In the words of Anthony Bourdain: “Nearly anyone - after a few tries - can grill a fillet mignon or a sirloin steak. A trained chimp can steam a lobster. But it takes love, and time, and respect for one's ingredients to properly deal with a pig's ear or a kidney."
Indeed, transforming cheap cuts and unwanted scraps of organ meat into delicious dishes is a true labour of love that often involve hours spent hunched over a sink cleaning out intestines or slaving over vats of hot boiling soup. By turning beef lungs into spicy, stir-fried paru goreng and kidney and liver into flavourful herbal soups, Singapore’s street food hawkers are keeping an important part of our culinary heritage alive. Here are 8 MICHELIN Bib Gourmand establishments for a taste of tradition.
Chai Chuan Tou Yang Rou Tang

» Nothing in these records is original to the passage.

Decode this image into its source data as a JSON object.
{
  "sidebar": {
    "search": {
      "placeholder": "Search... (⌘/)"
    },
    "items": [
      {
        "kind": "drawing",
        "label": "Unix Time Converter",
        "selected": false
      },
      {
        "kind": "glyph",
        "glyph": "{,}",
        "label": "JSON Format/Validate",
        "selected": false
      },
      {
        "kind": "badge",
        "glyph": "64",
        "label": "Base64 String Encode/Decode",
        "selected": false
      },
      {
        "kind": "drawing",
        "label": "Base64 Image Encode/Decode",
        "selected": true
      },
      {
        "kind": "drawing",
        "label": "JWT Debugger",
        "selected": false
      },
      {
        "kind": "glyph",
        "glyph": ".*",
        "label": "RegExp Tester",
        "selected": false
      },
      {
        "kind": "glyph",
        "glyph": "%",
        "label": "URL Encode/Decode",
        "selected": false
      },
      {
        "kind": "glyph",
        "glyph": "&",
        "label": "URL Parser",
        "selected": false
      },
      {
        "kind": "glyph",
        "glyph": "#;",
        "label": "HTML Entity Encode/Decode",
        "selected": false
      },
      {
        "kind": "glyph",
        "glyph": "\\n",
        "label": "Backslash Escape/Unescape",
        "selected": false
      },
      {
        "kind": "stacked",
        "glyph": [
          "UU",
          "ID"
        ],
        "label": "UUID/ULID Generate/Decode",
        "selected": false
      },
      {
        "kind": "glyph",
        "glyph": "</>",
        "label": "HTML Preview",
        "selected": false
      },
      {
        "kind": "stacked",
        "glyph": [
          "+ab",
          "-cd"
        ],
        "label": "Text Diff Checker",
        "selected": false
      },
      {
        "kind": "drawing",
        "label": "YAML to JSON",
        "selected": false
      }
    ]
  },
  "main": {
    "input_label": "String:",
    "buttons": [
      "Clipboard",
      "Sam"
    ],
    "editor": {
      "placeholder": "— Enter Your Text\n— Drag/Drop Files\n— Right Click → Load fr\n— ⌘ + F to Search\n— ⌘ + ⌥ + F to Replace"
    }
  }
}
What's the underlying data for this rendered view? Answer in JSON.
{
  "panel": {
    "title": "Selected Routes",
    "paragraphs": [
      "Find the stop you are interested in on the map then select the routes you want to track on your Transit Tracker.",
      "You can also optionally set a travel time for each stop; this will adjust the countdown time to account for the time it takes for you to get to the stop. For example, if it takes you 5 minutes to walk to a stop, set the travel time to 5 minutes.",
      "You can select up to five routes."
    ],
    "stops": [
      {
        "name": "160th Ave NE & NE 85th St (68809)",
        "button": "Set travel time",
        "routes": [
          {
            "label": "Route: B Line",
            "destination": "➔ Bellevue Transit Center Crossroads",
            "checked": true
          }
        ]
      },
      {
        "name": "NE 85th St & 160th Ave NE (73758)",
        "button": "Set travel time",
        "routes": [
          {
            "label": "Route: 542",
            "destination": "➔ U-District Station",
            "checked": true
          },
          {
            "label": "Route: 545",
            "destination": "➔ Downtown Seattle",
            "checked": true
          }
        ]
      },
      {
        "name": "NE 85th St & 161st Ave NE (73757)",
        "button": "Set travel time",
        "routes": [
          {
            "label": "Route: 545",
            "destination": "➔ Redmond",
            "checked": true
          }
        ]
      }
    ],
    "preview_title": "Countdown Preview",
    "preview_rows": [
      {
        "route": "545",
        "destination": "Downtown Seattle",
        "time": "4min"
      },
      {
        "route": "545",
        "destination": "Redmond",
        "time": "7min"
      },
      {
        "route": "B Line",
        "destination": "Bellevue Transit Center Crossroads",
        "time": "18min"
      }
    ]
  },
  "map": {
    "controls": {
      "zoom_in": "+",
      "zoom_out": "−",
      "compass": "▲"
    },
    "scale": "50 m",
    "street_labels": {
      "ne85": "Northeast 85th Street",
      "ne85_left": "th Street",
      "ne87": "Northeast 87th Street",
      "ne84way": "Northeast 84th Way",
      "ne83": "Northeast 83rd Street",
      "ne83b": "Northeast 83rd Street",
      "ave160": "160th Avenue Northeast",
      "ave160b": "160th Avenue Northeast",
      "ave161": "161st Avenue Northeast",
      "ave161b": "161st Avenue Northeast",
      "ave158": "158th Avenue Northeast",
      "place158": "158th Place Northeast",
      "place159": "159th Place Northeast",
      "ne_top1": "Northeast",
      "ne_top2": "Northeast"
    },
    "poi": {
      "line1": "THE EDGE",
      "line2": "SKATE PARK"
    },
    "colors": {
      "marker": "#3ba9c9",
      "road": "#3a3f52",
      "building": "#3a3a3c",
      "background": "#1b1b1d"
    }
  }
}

This 30-year-old establishment at Bukit Merah View Food Centre opens for merely three hours every day, and regularly draws a long line of patrons eager for its herbal mutton soup (pictured in banner). Customers can pick from a whole range of mutton parts for their soup, including prime ribs that are so tender the meat slides off the bone, springy meatballs, tripe, tendon and even lamb brain. The herbal, umami-rich soup is served garnished with a handful of coriander leaves for a refreshing lift, along with a side of rice and some tangy chilli sauce for dipping.
To-Rico’s Guo Shi
A new entry in the MICHELIN Guide Singapore 2019 Bib Gourmand selection, To-Rico’s Guo Shi specialises in kway chap, a classic Teochew dish that comprises an assortment of soya sauce-braised offal served with a separate bowl of slippery flat rice noodles in soup. Pork offal such as large and small intestines, stomach and skin are thoroughly cleaned before they are braised in a rich and herbal soya sauce. The chewy texture and umami flavour are a perfect complement to the silky rice noodles.
Koh Brothers Pig’s Organ Soup
Another new entrant into the MICHELIN Bib Gourmand 2019 selection is this non-descript stall in the foodie haven of Tiong Bahru Market and Food Centre that specialises in zhu zha tang, or pig’s organ soup. The Teochew-style clear soup is made from boiling pork bones and offal with tangy salted preserved mustard vegetables. The peppery soup, brimming with liver, tripe, intestines, fatty pork belly and meatballs, is served with rice and a piquant chilli sauce. The stall also offers a dish now rarely seen in Singapore: glutinous rice intestines, a rice sausage made from stuffing a mixture of pork, glutinous rice and chestnuts into pork intestine casings.
An outpost of the Tokyo-based Toritama group, this cosy joint delivers an authentic yakitori experience with over 20 chicken parts to choose from. The menu reads like a biology textbook with skewers of chicken heart, liver, gullet, stomach, gizzard and cockscomb among many others, each one char-grilled to smoky perfection. A rare yakitori delicacy to try is chochin, unfertilised egg yolks grilled in its own membrane that burst with rich gooey goodness.
Located in a narrow street just behind the Masjid Sultan mosque at Bugis, this wildy popular nasi padang restaurant is always bustling with customers who enjoy picking from a wide array of Malay and Indonesian dishes. Those in the know head for the more unusual offal dishes that are notoriously time-consuming to prepare: the paru goreng balado features chopped up beef lungs fried in sambal balado, a fragrant chilli paste of kaffir lime leaves and lemongrass, while the sambal goreng pengantin is made by simmering beef lungs and liver until they are tender before they are cubed and stir-fried in a rempah (spice paste) with fresh prawns.
Tian Tian Hainanese Chicken Rice, and
Tiong Bahru Hainanese Boneless Chicken Rice
Hainanese chicken rice, with its silky smooth poached chicken meat and aromatic oiled rice, might well be one of Singapore’s most recognised hawker dishes, but it’s the locals and true connoisseurs who will appreciate the traditional add-ons of springy chicken hearts, creamy lobes of liver and gizzards with that satisfying crunch. Open yourself to a whole new world of textures with these unconventional off-cuts the next time you’re at these two Bib Gourmand chicken rice stalls.